# About this task
Scan the material below for "logo", then return each line that contains it.

=====

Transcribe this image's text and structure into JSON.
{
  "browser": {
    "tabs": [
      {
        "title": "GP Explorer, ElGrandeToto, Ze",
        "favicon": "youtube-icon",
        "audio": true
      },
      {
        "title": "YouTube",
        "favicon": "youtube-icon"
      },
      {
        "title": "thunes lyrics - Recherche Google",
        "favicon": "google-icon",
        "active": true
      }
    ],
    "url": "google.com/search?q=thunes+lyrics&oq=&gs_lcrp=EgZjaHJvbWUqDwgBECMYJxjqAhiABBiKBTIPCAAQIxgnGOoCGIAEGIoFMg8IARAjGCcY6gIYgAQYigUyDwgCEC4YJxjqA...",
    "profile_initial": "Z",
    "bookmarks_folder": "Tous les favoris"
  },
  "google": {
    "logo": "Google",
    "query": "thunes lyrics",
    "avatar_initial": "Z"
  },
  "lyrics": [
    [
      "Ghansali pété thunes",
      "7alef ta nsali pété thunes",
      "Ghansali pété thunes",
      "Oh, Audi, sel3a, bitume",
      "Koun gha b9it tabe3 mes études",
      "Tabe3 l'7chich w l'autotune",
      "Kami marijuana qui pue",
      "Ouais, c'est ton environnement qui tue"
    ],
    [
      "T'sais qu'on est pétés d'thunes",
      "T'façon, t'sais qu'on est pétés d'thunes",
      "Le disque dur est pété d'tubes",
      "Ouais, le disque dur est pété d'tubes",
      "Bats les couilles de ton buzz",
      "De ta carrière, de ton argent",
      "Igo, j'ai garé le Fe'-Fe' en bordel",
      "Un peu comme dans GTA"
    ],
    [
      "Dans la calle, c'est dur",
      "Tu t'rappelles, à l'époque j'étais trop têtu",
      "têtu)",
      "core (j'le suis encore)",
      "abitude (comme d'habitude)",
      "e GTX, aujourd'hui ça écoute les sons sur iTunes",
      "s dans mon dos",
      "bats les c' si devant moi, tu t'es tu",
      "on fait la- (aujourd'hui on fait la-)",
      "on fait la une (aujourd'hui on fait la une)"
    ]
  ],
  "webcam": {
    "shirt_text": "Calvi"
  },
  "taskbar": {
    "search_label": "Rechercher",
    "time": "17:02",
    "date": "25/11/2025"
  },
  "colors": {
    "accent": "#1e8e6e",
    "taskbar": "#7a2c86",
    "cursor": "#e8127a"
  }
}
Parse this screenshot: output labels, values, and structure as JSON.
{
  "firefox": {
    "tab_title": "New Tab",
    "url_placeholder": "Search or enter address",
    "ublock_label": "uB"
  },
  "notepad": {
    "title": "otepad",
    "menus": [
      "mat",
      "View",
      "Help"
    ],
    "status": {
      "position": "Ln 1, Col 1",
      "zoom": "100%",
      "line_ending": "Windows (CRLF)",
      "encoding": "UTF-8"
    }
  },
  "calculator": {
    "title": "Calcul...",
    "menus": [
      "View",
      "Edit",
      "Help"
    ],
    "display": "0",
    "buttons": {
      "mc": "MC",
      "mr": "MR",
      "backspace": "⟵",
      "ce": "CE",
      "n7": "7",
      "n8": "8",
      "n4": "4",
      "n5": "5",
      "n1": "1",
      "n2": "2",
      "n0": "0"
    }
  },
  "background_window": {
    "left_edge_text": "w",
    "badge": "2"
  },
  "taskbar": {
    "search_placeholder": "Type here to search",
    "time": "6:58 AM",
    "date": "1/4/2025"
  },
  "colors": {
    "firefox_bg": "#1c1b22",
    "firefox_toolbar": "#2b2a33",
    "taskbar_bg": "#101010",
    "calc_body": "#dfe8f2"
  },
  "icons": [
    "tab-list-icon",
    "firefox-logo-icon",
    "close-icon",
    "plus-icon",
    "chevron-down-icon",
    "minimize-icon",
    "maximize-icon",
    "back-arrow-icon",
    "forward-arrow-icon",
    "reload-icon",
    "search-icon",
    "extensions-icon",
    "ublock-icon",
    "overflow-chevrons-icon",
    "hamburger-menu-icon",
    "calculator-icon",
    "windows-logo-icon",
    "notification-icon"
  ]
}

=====

# Task answer
    "logo": "Google",
    "firefox-logo-icon",
    "windows-logo-icon",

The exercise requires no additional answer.